(Data for analysis)

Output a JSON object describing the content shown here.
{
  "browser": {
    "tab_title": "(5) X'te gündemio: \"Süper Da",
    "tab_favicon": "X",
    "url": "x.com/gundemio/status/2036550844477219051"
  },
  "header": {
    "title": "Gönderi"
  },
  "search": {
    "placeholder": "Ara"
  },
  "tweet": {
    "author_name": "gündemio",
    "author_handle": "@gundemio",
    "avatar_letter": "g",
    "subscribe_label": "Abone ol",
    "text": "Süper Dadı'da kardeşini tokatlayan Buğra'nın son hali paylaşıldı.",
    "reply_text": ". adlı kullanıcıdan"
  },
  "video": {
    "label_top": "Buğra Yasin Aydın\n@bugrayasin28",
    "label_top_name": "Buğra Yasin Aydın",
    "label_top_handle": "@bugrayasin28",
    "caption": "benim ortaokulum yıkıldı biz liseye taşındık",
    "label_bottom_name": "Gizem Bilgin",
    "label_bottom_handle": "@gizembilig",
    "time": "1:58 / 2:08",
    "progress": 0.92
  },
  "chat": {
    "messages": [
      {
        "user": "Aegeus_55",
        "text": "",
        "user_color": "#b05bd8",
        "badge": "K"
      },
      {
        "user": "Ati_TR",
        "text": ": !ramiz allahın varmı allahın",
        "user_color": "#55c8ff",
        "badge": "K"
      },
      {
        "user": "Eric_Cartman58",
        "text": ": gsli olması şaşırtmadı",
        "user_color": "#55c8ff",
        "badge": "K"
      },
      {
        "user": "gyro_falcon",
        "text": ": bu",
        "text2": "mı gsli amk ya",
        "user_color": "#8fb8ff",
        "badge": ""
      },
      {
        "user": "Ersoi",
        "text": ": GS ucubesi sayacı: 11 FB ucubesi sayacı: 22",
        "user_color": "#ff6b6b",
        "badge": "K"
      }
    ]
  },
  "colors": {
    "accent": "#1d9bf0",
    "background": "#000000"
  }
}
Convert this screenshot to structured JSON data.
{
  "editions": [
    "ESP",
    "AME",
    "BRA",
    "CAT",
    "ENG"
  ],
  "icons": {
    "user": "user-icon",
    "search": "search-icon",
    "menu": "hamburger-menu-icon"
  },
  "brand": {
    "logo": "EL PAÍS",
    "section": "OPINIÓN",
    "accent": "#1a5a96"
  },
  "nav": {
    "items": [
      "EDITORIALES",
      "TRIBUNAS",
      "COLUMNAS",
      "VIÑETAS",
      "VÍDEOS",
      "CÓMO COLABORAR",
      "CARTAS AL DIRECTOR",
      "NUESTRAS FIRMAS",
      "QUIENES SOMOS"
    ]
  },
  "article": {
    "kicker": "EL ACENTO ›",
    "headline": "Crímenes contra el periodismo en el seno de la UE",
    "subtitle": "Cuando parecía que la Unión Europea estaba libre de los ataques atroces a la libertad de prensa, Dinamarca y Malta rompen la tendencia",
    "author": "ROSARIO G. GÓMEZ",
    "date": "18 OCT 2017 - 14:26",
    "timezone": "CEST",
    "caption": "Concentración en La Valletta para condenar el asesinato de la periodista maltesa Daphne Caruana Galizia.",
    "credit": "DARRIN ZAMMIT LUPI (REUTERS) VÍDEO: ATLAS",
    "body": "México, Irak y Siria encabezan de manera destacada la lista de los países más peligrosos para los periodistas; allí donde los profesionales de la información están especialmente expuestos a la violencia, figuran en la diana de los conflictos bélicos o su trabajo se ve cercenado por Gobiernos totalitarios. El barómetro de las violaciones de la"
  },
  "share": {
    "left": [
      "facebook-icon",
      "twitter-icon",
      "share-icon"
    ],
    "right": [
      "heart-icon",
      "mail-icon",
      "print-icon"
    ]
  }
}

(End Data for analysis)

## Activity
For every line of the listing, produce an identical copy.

## Answer section
Output a JSON object describing the content shown here.
{
  "browser": {
    "tab_title": "(5) X'te gündemio: \"Süper Da",
    "tab_favicon": "X",
    "url": "x.com/gundemio/status/2036550844477219051"
  },
  "header": {
    "title": "Gönderi"
  },
  "search": {
    "placeholder": "Ara"
  },
  "tweet": {
    "author_name": "gündemio",
    "author_handle": "@gundemio",
    "avatar_letter": "g",
    "subscribe_label": "Abone ol",
    "text": "Süper Dadı'da kardeşini tokatlayan Buğra'nın son hali paylaşıldı.",
    "reply_text": ". adlı kullanıcıdan"
  },
  "video": {
    "label_top": "Buğra Yasin Aydın\n@bugrayasin28",
    "label_top_name": "Buğra Yasin Aydın",
    "label_top_handle": "@bugrayasin28",
    "caption": "benim ortaokulum yıkıldı biz liseye taşındık",
    "label_bottom_name": "Gizem Bilgin",
    "label_bottom_handle": "@gizembilig",
    "time": "1:58 / 2:08",
    "progress": 0.92
  },
  "chat": {
    "messages": [
      {
        "user": "Aegeus_55",
        "text": "",
        "user_color": "#b05bd8",
        "badge": "K"
      },
      {
        "user": "Ati_TR",
        "text": ": !ramiz allahın varmı allahın",
        "user_color": "#55c8ff",
        "badge": "K"
      },
      {
        "user": "Eric_Cartman58",
        "text": ": gsli olması şaşırtmadı",
        "user_color": "#55c8ff",
        "badge": "K"
      },
      {
        "user": "gyro_falcon",
        "text": ": bu",
        "text2": "mı gsli amk ya",
        "user_color": "#8fb8ff",
        "badge": ""
      },
      {
        "user": "Ersoi",
        "text": ": GS ucubesi sayacı: 11 FB ucubesi sayacı: 22",
        "user_color": "#ff6b6b",
        "badge": "K"
      }
    ]
  },
  "colors": {
    "accent": "#1d9bf0",
    "background": "#000000"
  }
}
Convert this screenshot to structured JSON data.
{
  "editions": [
    "ESP",
    "AME",
    "BRA",
    "CAT",
    "ENG"
  ],
  "icons": {
    "user": "user-icon",
    "search": "search-icon",
    "menu": "hamburger-menu-icon"
  },
  "brand": {
    "logo": "EL PAÍS",
    "section": "OPINIÓN",
    "accent": "#1a5a96"
  },
  "nav": {
    "items": [
      "EDITORIALES",
      "TRIBUNAS",
      "COLUMNAS",
      "VIÑETAS",
      "VÍDEOS",
      "CÓMO COLABORAR",
      "CARTAS AL DIRECTOR",
      "NUESTRAS FIRMAS",
      "QUIENES SOMOS"
    ]
  },
  "article": {
    "kicker": "EL ACENTO ›",
    "headline": "Crímenes contra el periodismo en el seno de la UE",
    "subtitle": "Cuando parecía que la Unión Europea estaba libre de los ataques atroces a la libertad de prensa, Dinamarca y Malta rompen la tendencia",
    "author": "ROSARIO G. GÓMEZ",
    "date": "18 OCT 2017 - 14:26",
    "timezone": "CEST",
    "caption": "Concentración en La Valletta para condenar el asesinato de la periodista maltesa Daphne Caruana Galizia.",
    "credit": "DARRIN ZAMMIT LUPI (REUTERS) VÍDEO: ATLAS",
    "body": "México, Irak y Siria encabezan de manera destacada la lista de los países más peligrosos para los periodistas; allí donde los profesionales de la información están especialmente expuestos a la violencia, figuran en la diana de los conflictos bélicos o su trabajo se ve cercenado por Gobiernos totalitarios. El barómetro de las violaciones de la"
  },
  "share": {
    "left": [
      "facebook-icon",
      "twitter-icon",
      "share-icon"
    ],
    "right": [
      "heart-icon",
      "mail-icon",
      "print-icon"
    ]
  }
}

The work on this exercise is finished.